I don't really have an answer to the question, but I can help you to understand what they mean.
We could find no plumber, nor plumbing manufacturer who could actually tell us the origin of the plumbing code for rubber washers. My guess is that it probably had something to do with the inside diameter of the fixtures in a day when there were only three or four sizes. Hence the washer often referred to as 1/4 standard or now labelled 1/4R for 1/4 Regular (although the outside diameter is actually 9/16 of an inch) probably was used for the most common sized of all the fixtures. As a wider and wider variety of fixtures were developed, they needed more classifications. So we got the 1/4L, probably meaning Large. Then they got smaller so the (0), refereed to as "AUGHT" (thanks for the right spelling Jim Deming) , and the (00) refereed to as the "Double AUGHT" (or sometimes "LOT", since no-one has written this designation down who knows which pronunciation is right). These two small ones also have the 1/4 designation with 1/4M and 1/4S, probably meaning medium and small. In the 3/8 series things got more confused as the M is now between the R & L, that makes sense, Regular, Medium and Large. But the 1/4 series goes S, M, R, L. Confusion reigns. 1/2, 5/8, and 3/4 seem to only be available in the R size.
Today, neither plumbers nor the manufacturers who sell or make these things know why they are called what they are called, at least not any that we could find. Apparently the molds were made long ago and there has been no reason to change them. At least all the manufacturers use the same code system, even if they don't understand it. If anyone out there has more information on the origin of this plumbing code, please write me a letter.
However the distributors of these washers have taken measures to help you out, all while keeping this strange code system. If you take your old worn washer with you to the store, there are often charts hanging on the wall with life sized circles for each of the washer sizes and on the back of each of the packages you will find a life sized drawing of the washer size, allowing you to match up without ever knowing the plumbing code nor the diameter of your washer.
For those who want to know, here is the key to decode the plumbing washer codes, all the fractions on the right represent the outside diameter of the washer in inches -- and the 32ths listing is for Jim:
(000) ≈ 1/2" = 15/32"
1/4S (00) ≈ 1/2" = 16/32"
1/4M (0) ≈ 1/2" = 17/32"
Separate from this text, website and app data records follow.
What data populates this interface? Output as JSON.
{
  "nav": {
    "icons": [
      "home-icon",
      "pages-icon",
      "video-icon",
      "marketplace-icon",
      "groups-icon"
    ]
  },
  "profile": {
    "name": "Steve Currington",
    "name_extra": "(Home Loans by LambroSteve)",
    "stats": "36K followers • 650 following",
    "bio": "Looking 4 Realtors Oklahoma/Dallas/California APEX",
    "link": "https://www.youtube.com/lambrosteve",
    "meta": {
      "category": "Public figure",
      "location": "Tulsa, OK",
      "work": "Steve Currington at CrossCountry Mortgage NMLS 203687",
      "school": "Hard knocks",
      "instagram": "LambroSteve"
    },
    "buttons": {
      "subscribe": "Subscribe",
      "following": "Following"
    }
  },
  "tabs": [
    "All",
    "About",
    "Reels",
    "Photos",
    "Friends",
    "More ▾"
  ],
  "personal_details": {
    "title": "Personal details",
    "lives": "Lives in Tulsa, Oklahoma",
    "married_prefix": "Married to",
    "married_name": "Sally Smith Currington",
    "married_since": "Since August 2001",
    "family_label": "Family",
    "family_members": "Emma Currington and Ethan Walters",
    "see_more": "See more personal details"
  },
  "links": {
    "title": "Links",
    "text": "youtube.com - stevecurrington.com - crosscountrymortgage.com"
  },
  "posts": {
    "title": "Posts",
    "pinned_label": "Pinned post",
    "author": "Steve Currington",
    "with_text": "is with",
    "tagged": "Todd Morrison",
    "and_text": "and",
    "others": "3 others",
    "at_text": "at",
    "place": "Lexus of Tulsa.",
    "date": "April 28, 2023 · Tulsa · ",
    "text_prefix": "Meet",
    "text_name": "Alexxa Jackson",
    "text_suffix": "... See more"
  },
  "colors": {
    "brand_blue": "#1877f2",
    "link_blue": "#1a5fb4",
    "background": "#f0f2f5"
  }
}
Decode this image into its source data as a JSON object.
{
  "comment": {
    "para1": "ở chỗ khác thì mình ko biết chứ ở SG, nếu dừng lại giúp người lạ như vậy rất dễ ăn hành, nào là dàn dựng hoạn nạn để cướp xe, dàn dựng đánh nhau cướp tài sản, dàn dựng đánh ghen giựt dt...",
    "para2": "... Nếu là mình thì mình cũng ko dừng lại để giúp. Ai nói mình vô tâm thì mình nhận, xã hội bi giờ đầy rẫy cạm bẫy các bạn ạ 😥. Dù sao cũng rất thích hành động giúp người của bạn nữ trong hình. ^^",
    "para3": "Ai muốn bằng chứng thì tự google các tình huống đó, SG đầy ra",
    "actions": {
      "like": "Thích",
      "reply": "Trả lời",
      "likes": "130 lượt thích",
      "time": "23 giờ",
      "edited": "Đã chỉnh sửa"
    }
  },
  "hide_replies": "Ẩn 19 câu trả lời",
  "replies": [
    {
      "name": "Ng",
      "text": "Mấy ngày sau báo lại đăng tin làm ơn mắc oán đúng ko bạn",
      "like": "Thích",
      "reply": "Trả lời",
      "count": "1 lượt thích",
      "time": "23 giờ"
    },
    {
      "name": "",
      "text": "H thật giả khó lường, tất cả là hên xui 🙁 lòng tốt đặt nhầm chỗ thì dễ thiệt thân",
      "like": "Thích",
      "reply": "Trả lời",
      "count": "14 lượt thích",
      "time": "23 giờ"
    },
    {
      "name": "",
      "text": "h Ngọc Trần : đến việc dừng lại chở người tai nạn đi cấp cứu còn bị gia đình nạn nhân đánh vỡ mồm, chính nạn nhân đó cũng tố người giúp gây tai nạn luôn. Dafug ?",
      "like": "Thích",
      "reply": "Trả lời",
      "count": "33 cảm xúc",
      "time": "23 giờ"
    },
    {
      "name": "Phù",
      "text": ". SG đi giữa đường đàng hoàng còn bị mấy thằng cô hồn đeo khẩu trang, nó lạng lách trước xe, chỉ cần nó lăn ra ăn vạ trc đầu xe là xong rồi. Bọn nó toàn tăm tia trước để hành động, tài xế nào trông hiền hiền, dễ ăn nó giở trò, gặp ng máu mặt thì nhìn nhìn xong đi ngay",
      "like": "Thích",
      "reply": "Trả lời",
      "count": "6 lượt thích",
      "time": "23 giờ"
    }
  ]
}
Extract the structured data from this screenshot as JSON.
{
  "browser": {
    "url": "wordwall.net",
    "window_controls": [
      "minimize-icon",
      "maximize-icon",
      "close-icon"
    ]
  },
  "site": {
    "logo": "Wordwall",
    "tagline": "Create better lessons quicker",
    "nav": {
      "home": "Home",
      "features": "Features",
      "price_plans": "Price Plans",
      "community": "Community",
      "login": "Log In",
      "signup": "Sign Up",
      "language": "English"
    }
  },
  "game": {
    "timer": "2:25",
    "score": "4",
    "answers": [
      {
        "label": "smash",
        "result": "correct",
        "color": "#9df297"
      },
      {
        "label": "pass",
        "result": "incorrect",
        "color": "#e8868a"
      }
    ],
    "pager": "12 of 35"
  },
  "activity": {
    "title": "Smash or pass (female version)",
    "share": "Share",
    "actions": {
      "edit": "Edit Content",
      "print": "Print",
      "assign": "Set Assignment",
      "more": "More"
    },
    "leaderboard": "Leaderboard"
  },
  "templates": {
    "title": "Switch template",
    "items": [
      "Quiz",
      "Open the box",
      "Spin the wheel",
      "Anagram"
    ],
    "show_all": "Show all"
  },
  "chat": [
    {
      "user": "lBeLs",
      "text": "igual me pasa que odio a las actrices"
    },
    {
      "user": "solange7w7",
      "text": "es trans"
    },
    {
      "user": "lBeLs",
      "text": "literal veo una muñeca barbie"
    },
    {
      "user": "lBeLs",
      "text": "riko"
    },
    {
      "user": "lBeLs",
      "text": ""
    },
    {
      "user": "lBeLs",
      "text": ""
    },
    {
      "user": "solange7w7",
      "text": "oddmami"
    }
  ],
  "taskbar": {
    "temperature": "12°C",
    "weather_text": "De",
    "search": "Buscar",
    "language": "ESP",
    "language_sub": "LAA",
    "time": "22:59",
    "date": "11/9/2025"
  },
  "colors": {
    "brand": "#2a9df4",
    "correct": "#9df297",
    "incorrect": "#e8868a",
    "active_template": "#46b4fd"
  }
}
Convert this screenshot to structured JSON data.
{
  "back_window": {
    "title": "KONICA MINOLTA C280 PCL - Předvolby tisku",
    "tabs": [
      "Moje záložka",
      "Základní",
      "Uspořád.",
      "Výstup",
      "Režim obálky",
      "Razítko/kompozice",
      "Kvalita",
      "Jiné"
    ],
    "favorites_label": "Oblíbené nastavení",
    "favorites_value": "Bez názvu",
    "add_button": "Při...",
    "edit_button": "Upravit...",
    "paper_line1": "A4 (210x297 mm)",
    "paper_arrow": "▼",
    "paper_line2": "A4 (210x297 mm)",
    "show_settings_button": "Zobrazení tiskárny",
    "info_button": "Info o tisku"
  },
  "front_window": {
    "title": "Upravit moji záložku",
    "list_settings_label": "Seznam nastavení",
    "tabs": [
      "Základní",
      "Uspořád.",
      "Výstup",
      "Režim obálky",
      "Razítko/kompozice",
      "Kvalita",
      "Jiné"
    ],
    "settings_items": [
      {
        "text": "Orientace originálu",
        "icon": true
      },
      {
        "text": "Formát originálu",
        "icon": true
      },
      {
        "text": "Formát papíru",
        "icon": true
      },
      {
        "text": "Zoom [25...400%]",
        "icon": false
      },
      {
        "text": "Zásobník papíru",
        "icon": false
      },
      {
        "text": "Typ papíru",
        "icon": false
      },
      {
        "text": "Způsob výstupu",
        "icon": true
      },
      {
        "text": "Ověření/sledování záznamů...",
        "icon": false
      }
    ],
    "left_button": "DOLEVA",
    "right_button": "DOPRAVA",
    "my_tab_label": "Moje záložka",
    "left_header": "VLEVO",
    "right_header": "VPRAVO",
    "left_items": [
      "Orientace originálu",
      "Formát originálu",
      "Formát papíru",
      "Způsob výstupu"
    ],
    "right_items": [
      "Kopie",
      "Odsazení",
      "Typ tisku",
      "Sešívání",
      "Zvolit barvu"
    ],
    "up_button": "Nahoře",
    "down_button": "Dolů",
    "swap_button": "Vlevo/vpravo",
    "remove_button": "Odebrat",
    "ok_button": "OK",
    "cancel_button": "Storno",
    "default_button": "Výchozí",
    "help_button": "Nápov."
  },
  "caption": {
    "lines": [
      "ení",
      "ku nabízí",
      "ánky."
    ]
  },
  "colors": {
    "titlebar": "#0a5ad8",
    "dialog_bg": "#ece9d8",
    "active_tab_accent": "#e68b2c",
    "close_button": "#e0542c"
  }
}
1/4R = 9/16" = 18/32"
1/4L = 19/32"
3/8R = 5/8" = 20/32"
3/8M = 21/32"
3/8L = 11/16" = 22/32
1/2R = 3/4" = 24/32
1/2L = 25/32
5/8R = 13/16" = 26/32
5/8L = 15/16 = 30/32
3/4R = 7/8" = 28/32
Now stick that in a metric faucet.
Then comes the question of whether you should buy bevelled or flat washers? Apparently the bevelled washers are of European origin while the flat washers are of North American origin, with both intended to do the same job. It seems that originally the European seats were a bit funnel shaped, so that the slope of the bevelled washers would contact a larger surface. They both appear to work in any fixture that requires washers. For all practical purposes I will accept the comment made by Ed, one of our viewers who didn't say in the e-mail where he was from: I have known for many a year (I'm now 81) that if you want the water to come gushing out fast as soon as you open the tap, then you use a flat washer. If you want the water to flow slowly at first and gain speed and volume as you open the tap more and more, then you install a bevelled washer."
The other recommendation I have received is; if you are replacing a flat washer with a beveled one, put the flat face against the fixed part of the faucet where it gets screwed down to - and the beveled side on the moving side where the water flows. That will keep it from bending over to one side.